Pro-Test

Late August of 1995 saw growing outrage worldwide toward France’s decision to break a moratorium on nuclear testing. Even as global pressure grew hot, French President Jacques Chirac showed no sign of changing his mind about the eight planned nuclear tests in the South Pacific Ocean that would begin on September 1 on French Polynesia’s Moruroa atoll. Thousands led protests around the world. But the reaction couldn’t have been more dramatic than in Papeete, Tahiti, the capital of French Polynesia, where several-hundred rioters went on a rampage, virtually destroying Tahiti’s international airport, smashing shop-front windows, and torching several buildings before French foreign legionnaires and paramilitary troops arrived.

And in France itself, a group of a few-dozen Australian, American and French surfers took part in a two-hour walking protest in the small summer getaway of Hossegor. Colorful Australian shaper Maurice Cole, who’d taken up residence beside the golden-sand beaches of southwest France, organized the gathering with help from Rob Machado to make a rare political statement from the professional surfing community. “We were all pretty bummed as Australians that they started that whole program again,” Maurice remembers.

“I lived just next to the contest zone, 150 yards from the beach,” Maurice continues. “Round the corner, the French prime minister had his summer house, and we’d been told we weren’t allowed to go anywhere near that. Well, I got my directions a little mixed up (laughs), and there we were in front of his house. Just as we were getting there, police cars showed up–the riot squad–and we just kept marching on down to the beach. We made a really good point, as it turned up in a lot of the media. It was just surfers being concerned, I think, and yet it was one of those great bonding moments in our surf culture.”

Despite the efforts, nuclear detonation commenced. However, after provoking so much global anger, France finally bowed to international pressure and stopped its testing after six tests rather than the originally planned eight.

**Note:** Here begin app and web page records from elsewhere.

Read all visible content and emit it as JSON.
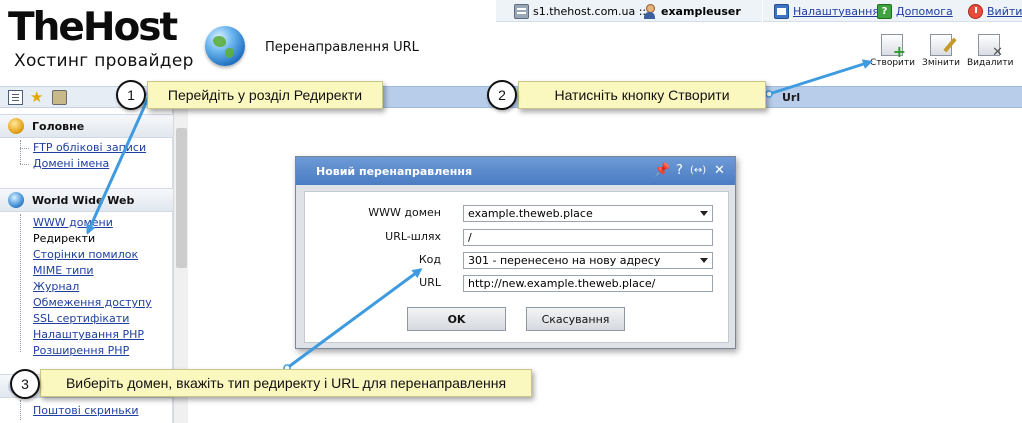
{
  "topbar": {
    "server": "s1.thehost.com.ua ::",
    "user": "exampleuser",
    "settings": "Налаштування",
    "help": "Допомога",
    "exit": "Вийти"
  },
  "header": {
    "logo": "TheHost",
    "tagline": "Хостинг провайдер",
    "page_title": "Перенаправлення URL"
  },
  "toolbar": {
    "create": "Створити",
    "edit": "Змінити",
    "delete": "Видалити"
  },
  "table": {
    "column_url": "Url"
  },
  "sidebar": {
    "groups": [
      {
        "title": "Головне",
        "items": [
          "FTP облікові записи",
          "Домені імена"
        ]
      },
      {
        "title": "World Wide Web",
        "items": [
          "WWW домени",
          "Редиректи",
          "Сторінки помилок",
          "MIME типи",
          "Журнал",
          "Обмеження доступу",
          "SSL сертифікати",
          "Налаштування PHP",
          "Розширення PHP"
        ]
      },
      {
        "title": "",
        "items": [
          "Поштові скриньки"
        ]
      }
    ],
    "active_item": "Редиректи"
  },
  "modal": {
    "title": "Новий перенаправлення",
    "controls": [
      "📌",
      "?",
      "(↔)",
      "✕"
    ],
    "fields": {
      "www_domain": {
        "label": "WWW домен",
        "value": "example.theweb.place"
      },
      "url_path": {
        "label": "URL-шлях",
        "value": "/"
      },
      "code": {
        "label": "Код",
        "value": "301 - перенесено на нову адресу"
      },
      "url": {
        "label": "URL",
        "value": "http://new.example.theweb.place/"
      }
    },
    "ok_label": "OK",
    "cancel_label": "Скасування"
  },
  "callouts": [
    {
      "number": "1",
      "text": "Перейдіть у розділ Редиректи"
    },
    {
      "number": "2",
      "text": "Натисніть кнопку Створити"
    },
    {
      "number": "3",
      "text": "Виберіть домен, вкажіть тип редиректу і URL для перенаправлення"
    }
  ],
  "colors": {
    "accent_blue": "#4a7cc3",
    "callout_bg": "#fbf8bf",
    "arrow": "#3f9be0"
  }
}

Did this particular moment play a part in the tests halting early? If you believe every little bit counts, then it surely did. As for Maurice and Rob, displaying some social conscience and rallying a group not well known for such acts? Well, perhaps a bit of karma bounced their way: Rob won the contest … on one of Maurice’s boards.–Scooter Leonard